CHOLANGIOCARCINOMA: Phase 2 data now published supporting the FDA's recent approval of pemigatinib for previously treated advanced FGFR2-rearranged tumours (ORR 36%). Responses were not seen in subjects with other FGF/FGFR alterations
Pemigatinib for previously treated, locally advanced or metastatic cholangiocarcinoma: a multicentre, open-label, phase 2 study
The Lancet March 20, 2020
Fibroblast growth factor receptor ( FGFR) 2 gene alterations are involved in the pathogenesis of cholangiocarcinoma. Pemigatinib is a selective, potent, oral inhibitor of FGFR1, 2, and 3. This study evaluated the safety and antitumour activity of pemigatinib in patients with previously treated, locally advanced or metastatic cholangiocarcinoma with and without FGFR2 fusions or rearrangements.
In this multicentre, open-label, single-arm, multicohort, phase 2 study (FIGHT-202), patients aged 18 years or older with disease progression following at least one previous treatment and an Eastern Cooperative Oncology Group (ECOG) performance status of 0–2 recruited from 146 academic or community-based sites in the USA, Europe, the Middle East, and Asia were assigned to one of three cohorts: patients with FGFR2 fusions or rearrangements, patients with other FGF/FGFR alterations, or patients with no FGF/FGFR alterations. All enrolled patients received a starting dose of 13·5 mg oral pemigatinib once daily (21-day cycle; 2 weeks on, 1 week off) until disease progression, unacceptable toxicity, withdrawal of consent, or physician decision. The primary endpoint was the proportion of patients who achieved an objective response among those with FGFR2 fusions or rearrangements, assessed centrally in all patients who received at least one dose of pemigatinib. This study is registered with ClinicalTrials.gov, NCT02924376, and enrolment is completed.
Between Jan 17, 2017, and March 22, 2019, 146 patients were enrolled: 107 with FGFR2 fusions or rearrangements, 20 with other FGF/ FGFR alterations, 18 with no FGF/ FGFR alterations, and one with an undetermined FGF/ FGFR alteration.

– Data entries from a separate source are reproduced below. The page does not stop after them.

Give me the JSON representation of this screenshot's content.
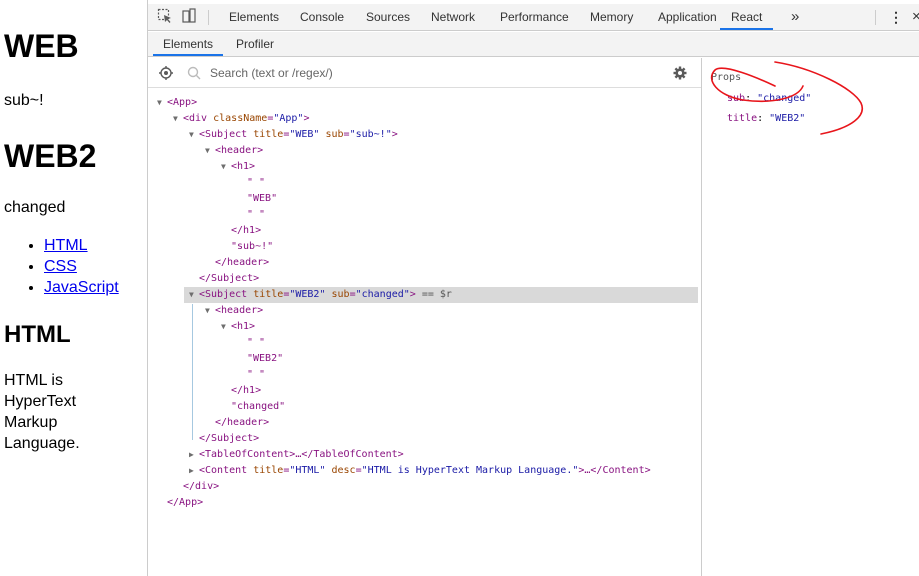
{
  "page": {
    "heading1": "WEB",
    "sub1": "sub~!",
    "heading2": "WEB2",
    "sub2": "changed",
    "links": [
      "HTML",
      "CSS",
      "JavaScript"
    ],
    "heading3": "HTML",
    "desc": "HTML is HyperText Markup Language."
  },
  "devtools": {
    "tabs": [
      "Elements",
      "Console",
      "Sources",
      "Network",
      "Performance",
      "Memory",
      "Application",
      "React"
    ],
    "active_tab": "React",
    "more_tabs": "»",
    "menu": "⋮",
    "close": "×",
    "subtabs": [
      "Elements",
      "Profiler"
    ],
    "active_subtab": "Elements",
    "search_placeholder": "Search (text or /regex/)"
  },
  "tree": {
    "app_open": "<App>",
    "div_tag": "<div",
    "div_attr_name": "className",
    "div_attr_value": "\"App\"",
    "div_close_bracket": ">",
    "subject1_tag": "<Subject",
    "subject1_title_name": "title",
    "subject1_title_value": "\"WEB\"",
    "subject1_sub_name": "sub",
    "subject1_sub_value": "\"sub~!\"",
    "subject1_close_bracket": ">",
    "header_open": "<header>",
    "h1_open": "<h1>",
    "quote_space_1": "\" \"",
    "web_text": "\"WEB\"",
    "quote_space_2": "\" \"",
    "h1_close": "</h1>",
    "sub_text": "\"sub~!\"",
    "header_close": "</header>",
    "subject_close": "</Subject>",
    "subject2_tag": "<Subject",
    "subject2_title_name": "title",
    "subject2_title_value": "\"WEB2\"",
    "subject2_sub_name": "sub",
    "subject2_sub_value": "\"changed\"",
    "subject2_close_bracket": ">",
    "dollar_r": " == $r",
    "header2_open": "<header>",
    "h1_2_open": "<h1>",
    "quote_space_3": "\" \"",
    "web2_text": "\"WEB2\"",
    "quote_space_4": "\" \"",
    "h1_2_close": "</h1>",
    "changed_text": "\"changed\"",
    "header2_close": "</header>",
    "subject2_close": "</Subject>",
    "toc_line": "<TableOfContent>…</TableOfContent>",
    "content_tag": "<Content",
    "content_title_name": "title",
    "content_title_value": "\"HTML\"",
    "content_desc_name": "desc",
    "content_desc_value": "\"HTML is HyperText Markup Language.\"",
    "content_rest": ">…</Content>",
    "div_close": "</div>",
    "app_close": "</App>"
  },
  "props": {
    "title": "Props",
    "items": [
      {
        "key": "sub",
        "value": "\"changed\""
      },
      {
        "key": "title",
        "value": "\"WEB2\""
      }
    ]
  },
  "colors": {
    "annotation": "#e8151b",
    "active_tab_underline": "#1a73e8",
    "selected_row": "#d9d9d9"
  }
}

The median follow-up was 17·8 months (IQR 11·6–21·3). 38 (35·5% [95% CI 26·5–45·4]) patients with FGFR2 fusions or rearrangements achieved an objective response (three complete responses and 35 partial responses). Overall, hyperphosphataemia was the most common all-grade adverse event irrespective of cause (88 [60%] of 146 patients). 93 (64%) patients had a grade 3 or worse adverse event (irrespective of cause); the most frequent were hypophosphataemia (18 [12%]), arthralgia (nine [6%]), stomatitis (eight [5%]), hyponatraemia (eight [5%]), abdominal pain (seven [5%]), and fatigue (seven [5%]). 65 (45%) patients had serious adverse events; the most frequent were abdominal pain (seven [5%]), pyrexia (seven [5%]), cholangitis (five [3%]), and pleural effusion (five [3%]). Overall, 71 (49%) patients died during the study, most frequently because of disease progression (61 [42%]); no deaths were deemed to be treatment related.
These data support the therapeutic potential of pemigatinib in previously treated patients with cholangiocarcinoma who have FGFR2 fusions or rearrangements.